“After the first knockdown, I knew that the instinct would kick in for him and he'd go all out,” said Figueroa, who landed 81 of 146 power punches (56 percent). “I thought it was going to be over after the first knockdown of the second round, but the ref let it keep going. I haven't fought this way in a long time because I didn't have the power in my hands. I'll always find a way to come out on top, though.”
Whatever he had left, Guerrero let loose in the opening seconds of the third. The lionhearted southpaw backed Figueroa up with big, looping shots, leaving himself open for countering uppercuts. It was a short right that dropped the Gilroy, California, native a fourth time, with 2:15 left in the third. Finally, Guerrero’s gallantry gave way, and a left to the body felled him a fifth time.
That was enough for Lipton to end it at 1:30 of the third.
“I've been working since January, so I'm going to take some time off,” Figueroa said. “Then I'm going to get back into camp to get back to 140 pounds. I want to be back in the ring by the end of the year.”
In televised undercard action, 2012 U.S. Olympian “Sir” Marcus Browne (20-0, 15 KOs) continued his climb toward a possible 175-pound title shot with a second-round TKO of local favorite Seanie Monaghan (28-1, 17 KOs).
Browne, a southpaw, landed a straight left on the forehead that dropped his longtime sparring partner in the opening minute of the fight. Later in the first, Browne hit Monaghan with a shot to the midsection that appeared borderline, but referee Steve Willis called it low, giving the 35-year-old needed time to recover.

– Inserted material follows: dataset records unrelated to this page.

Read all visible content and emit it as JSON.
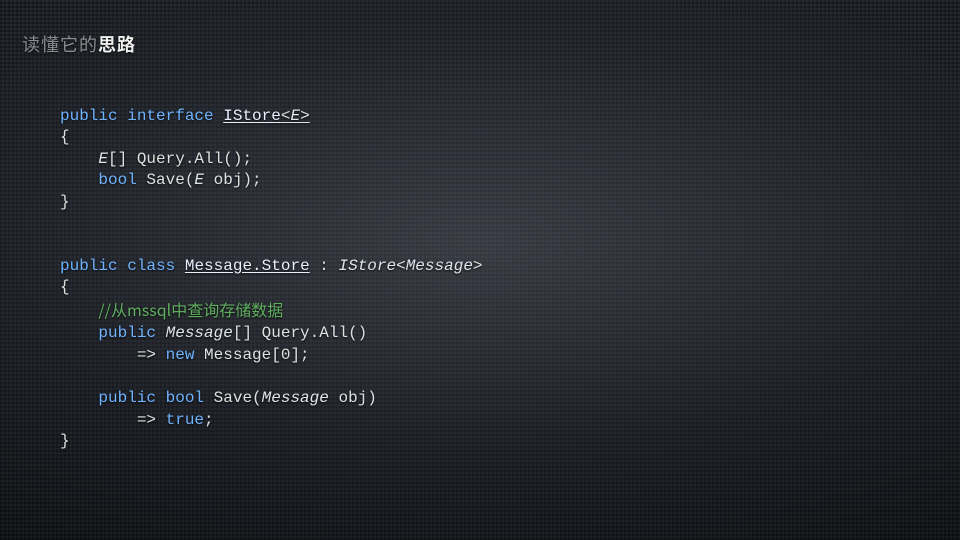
{
  "title": {
    "prefix": "读懂它的",
    "emph": "思路"
  },
  "code1": {
    "kw_public": "public",
    "kw_interface": "interface",
    "iface_name": "IStore",
    "lt": "<",
    "tparam": "E",
    "gt": ">",
    "lbrace": "{",
    "line_arr_type": "E",
    "line_arr_suffix": "[] Query.All();",
    "kw_bool": "bool",
    "save_sig": " Save(",
    "save_ptype": "E",
    "save_rest": " obj);",
    "rbrace": "}"
  },
  "code2": {
    "kw_public": "public",
    "kw_class": "class",
    "class_name": "Message.Store",
    "colon": " : ",
    "impl_iface": "IStore",
    "lt": "<",
    "impl_targ": "Message",
    "gt": ">",
    "lbrace": "{",
    "comment": "//从mssql中查询存储数据",
    "m1_kw_public": "public",
    "m1_ret": "Message",
    "m1_ret_suffix": "[] Query.All()",
    "m1_arrow": "=> ",
    "m1_kw_new": "new",
    "m1_body": " Message[0];",
    "m2_kw_public": "public",
    "m2_kw_bool": "bool",
    "m2_sig": " Save(",
    "m2_ptype": "Message",
    "m2_rest": " obj)",
    "m2_arrow": "=> ",
    "m2_kw_true": "true",
    "m2_semi": ";",
    "rbrace": "}"
  }
}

Browne, 26, resumed his attack in the second, starting with a right hook that had Monaghan reeling against the ropes. Browne then followed up with a left, a right and then a cascade of shots that left Monaghan defenseless. Willis quickly intervened and called it over at 40 seconds of Round 2.
“It was very tough, [Monaghan] is a guy that I have real love for, but I just had to take care of business and do what I had to do,” Browne said. “We opened things up with the jab. I set up [the knockdown] with my jab. I caught him with a good right hook, and that basically finished the job. That just opened up and I let things flow.”
In a battle of Polish-born heavyweights, Adam Kownacki (16-0, 13 KOs) handed Artur Szpilka (20-3, 15 KOs) his second straight loss in a breakout performance, using a high-volume attack to gain one knockdown and earn a fourth-round TKO.
Also, Jamal James (21-1, 9 KOs) won a 10-round unanimous decision over former title challenger Jo Jo Dan (36-5, 19 KOs) in a high-action 147-pound bout, and 122-pound prospect Brandon Figueroa (13-0, 8 KOs), the younger brother of Omar Figueroa, used a high-volume body attack to earn an eight-round unanimous decision over Fatiou Fassinou (28-7-3, 15 KOs).
For a complete look at Figueroa vs Guerrero, visit our fight page.